Bertrand, Katie N., VanDeHey, Justin A., Pilger, Tyler J., Felts, Eli A., Turner, Thomas F.
Conservation genetics 2016 v.17 no.4 pp. 775-784
Catostomus platyrhynchus, fish, gene flow, gene frequency, genetic drift, genetic markers, genetic variation, habitats, inbreeding, microsatellite repeats, population size, population structure, streams, surveys, Black Hills region, South Dakota

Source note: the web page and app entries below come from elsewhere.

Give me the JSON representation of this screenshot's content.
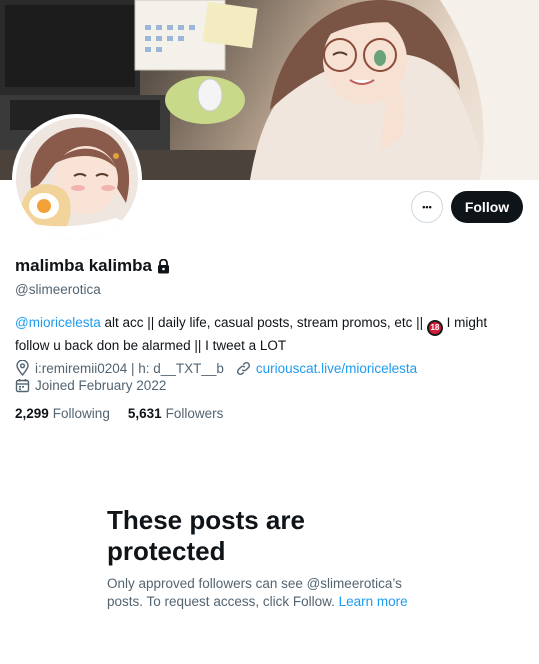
{
  "profile": {
    "display_name": "malimba kalimba",
    "handle": "@slimeerotica",
    "bio": {
      "mention": "@mioricelesta",
      "text_before_badge": " alt acc || daily life, casual posts, stream promos, etc || ",
      "age_badge": "18",
      "text_after_badge": " I might follow u back don be alarmed || I tweet a LOT"
    },
    "location": "i:remiremii0204 | h: d__TXT__b",
    "website": "curiouscat.live/mioricelesta",
    "joined": "Joined February 2022",
    "following_count": "2,299",
    "following_label": "Following",
    "followers_count": "5,631",
    "followers_label": "Followers"
  },
  "actions": {
    "more_label": "•••",
    "follow_label": "Follow"
  },
  "protected": {
    "title": "These posts are protected",
    "body": "Only approved followers can see @slimeerotica’s posts. To request access, click Follow. ",
    "learn_more": "Learn more"
  },
  "colors": {
    "accent": "#1d9bf0",
    "text_primary": "#0f1419",
    "text_secondary": "#536471",
    "follow_bg": "#0f1419"
  },
  "icons": [
    "lock-icon",
    "location-icon",
    "link-icon",
    "calendar-icon",
    "more-icon"
  ]
}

A peripheral population of mountain sucker, Pantosteus jordani, located in the Black Hills of South Dakota, USA, represents the eastern-most range of the species and is completely isolated from other populations. Over the last 50 years, mountain sucker populations have declined in the Black Hills, and now only occur in 40 % of the historic local range, with densities decreasing by more than 84 %.We used microsatellite DNA markers to estimate genetic diversity and to assess population structure across five streams where mountain suckers persist. We evaluated results in the context of recent ecological surveys to inform decisions about mountain sucker conservation. Significant allele frequency differences existed among sample streams (Global FST = 0.041) but there was no evidence of isolation by distance. Regionally, genetic effective size, Nₑ, was estimated to be at least 338 breeding individuals, but Nₑ within streams was expected to be less. Despite almost complete demographic isolation and reduced population size, there appears to be little evidence of inbreeding, but genetic drift and local isolation due to fragmentation probably best explains genetic structure in this peripheral mountain sucker population. Recommended strategies for population enhancement include restoration of stream connectivity and habitat improvement. Moreover, repatriation and assisted movement (i.e., gene flow) of fishes should maximize genetic diversity in stream fragments in the Black Hills region.